START RECORDS TO PROCESS

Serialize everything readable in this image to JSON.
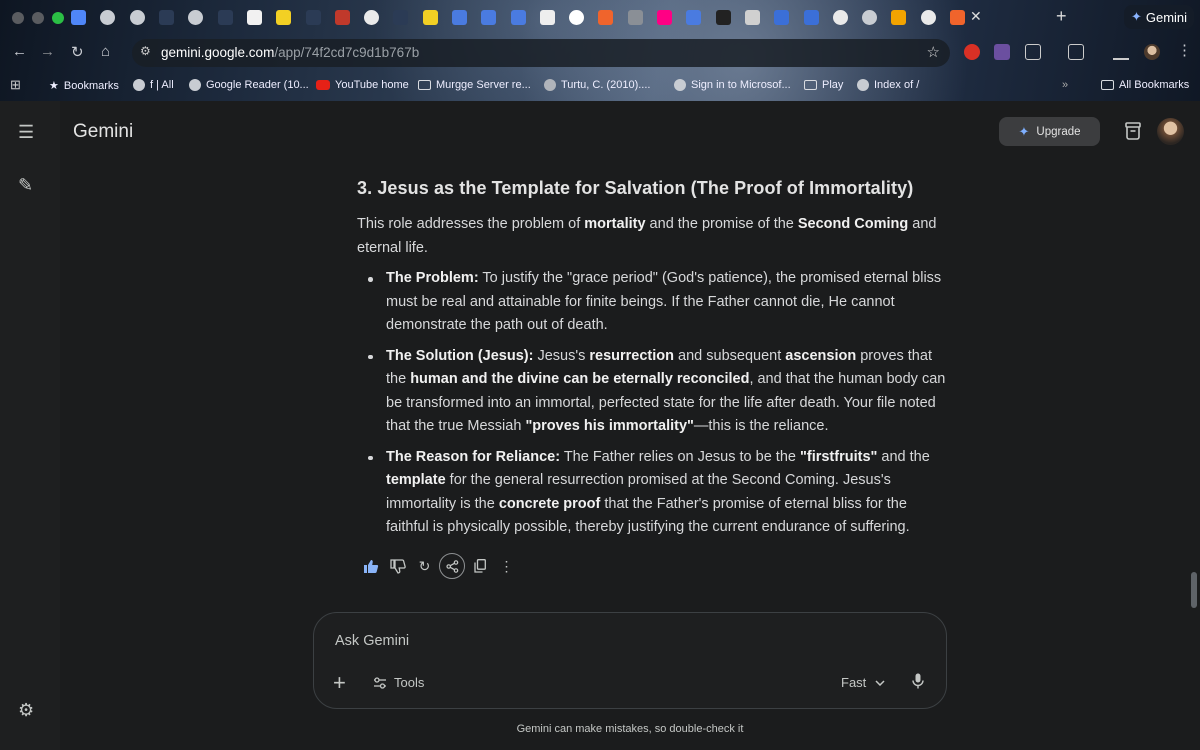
{
  "browser": {
    "tab_icons": [
      "docs-icon",
      "globe-icon",
      "globe-icon",
      "reader-icon",
      "globe-icon",
      "reader-icon",
      "grid-icon",
      "yellow-app-icon",
      "reader-icon",
      "red-arc-icon",
      "google-icon",
      "reader-icon",
      "yellow-app-icon",
      "gemini-icon",
      "gemini-icon",
      "gemini-icon",
      "rda-icon",
      "g-icon",
      "fox-icon",
      "audio-icon",
      "flickr-icon",
      "gemini-icon",
      "x-icon",
      "disco-icon",
      "waves-icon",
      "waves-icon",
      "google-icon",
      "globe-icon",
      "c-icon",
      "google-icon",
      "fox-icon"
    ],
    "active_tab_label": "Gemini",
    "url_host": "gemini.google.com",
    "url_path": "/app/74f2cd7c9d1b767b"
  },
  "bookmarks": [
    {
      "label": "Bookmarks",
      "icon": "star-icon"
    },
    {
      "label": "f | All",
      "icon": "globe-icon"
    },
    {
      "label": "Google Reader (10...",
      "icon": "globe-icon"
    },
    {
      "label": "YouTube home",
      "icon": "youtube-icon"
    },
    {
      "label": "Murgge Server re...",
      "icon": "folder-icon"
    },
    {
      "label": "Turtu, C. (2010)....",
      "icon": "pdf-icon"
    },
    {
      "label": "Sign in to Microsof...",
      "icon": "globe-icon"
    },
    {
      "label": "Play",
      "icon": "folder-icon"
    },
    {
      "label": "Index of /",
      "icon": "globe-icon"
    },
    {
      "label": "All Bookmarks",
      "icon": "folder-icon"
    }
  ],
  "app": {
    "title": "Gemini",
    "upgrade_label": "Upgrade"
  },
  "response": {
    "heading": "3. Jesus as the Template for Salvation (The Proof of Immortality)",
    "intro": [
      {
        "t": "This role addresses the problem of "
      },
      {
        "t": "mortality",
        "b": true
      },
      {
        "t": " and the promise of the "
      },
      {
        "t": "Second Coming",
        "b": true
      },
      {
        "t": " and eternal life."
      }
    ],
    "bullets": [
      [
        {
          "t": "The Problem:",
          "b": true
        },
        {
          "t": " To justify the \"grace period\" (God's patience), the promised eternal bliss must be real and attainable for finite beings. If the Father cannot die, He cannot demonstrate the path out of death."
        }
      ],
      [
        {
          "t": "The Solution (Jesus):",
          "b": true
        },
        {
          "t": " Jesus's "
        },
        {
          "t": "resurrection",
          "b": true
        },
        {
          "t": " and subsequent "
        },
        {
          "t": "ascension",
          "b": true
        },
        {
          "t": " proves that the "
        },
        {
          "t": "human and the divine can be eternally reconciled",
          "b": true
        },
        {
          "t": ", and that the human body can be transformed into an immortal, perfected state for the life after death. Your file noted that the true Messiah "
        },
        {
          "t": "\"proves his immortality\"",
          "b": true
        },
        {
          "t": "—this is the reliance."
        }
      ],
      [
        {
          "t": "The Reason for Reliance:",
          "b": true
        },
        {
          "t": " The Father relies on Jesus to be the "
        },
        {
          "t": "\"firstfruits\"",
          "b": true
        },
        {
          "t": " and the "
        },
        {
          "t": "template",
          "b": true
        },
        {
          "t": " for the general resurrection promised at the Second Coming. Jesus's immortality is the "
        },
        {
          "t": "concrete proof",
          "b": true
        },
        {
          "t": " that the Father's promise of eternal bliss for the faithful is physically possible, thereby justifying the current endurance of suffering."
        }
      ]
    ]
  },
  "composer": {
    "placeholder": "Ask Gemini",
    "tools_label": "Tools",
    "mode_label": "Fast"
  },
  "disclaimer": "Gemini can make mistakes, so double-check it",
  "colors": {
    "accent": "#7fb0ff",
    "surface": "#1e1f20",
    "background": "#1b1c1d"
  }
}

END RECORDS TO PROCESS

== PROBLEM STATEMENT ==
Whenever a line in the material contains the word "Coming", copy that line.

== FINAL ANSWER ==
        "t": "Second Coming",
          "t": " for the general resurrection promised at the Second Coming. Jesus's immortality is the "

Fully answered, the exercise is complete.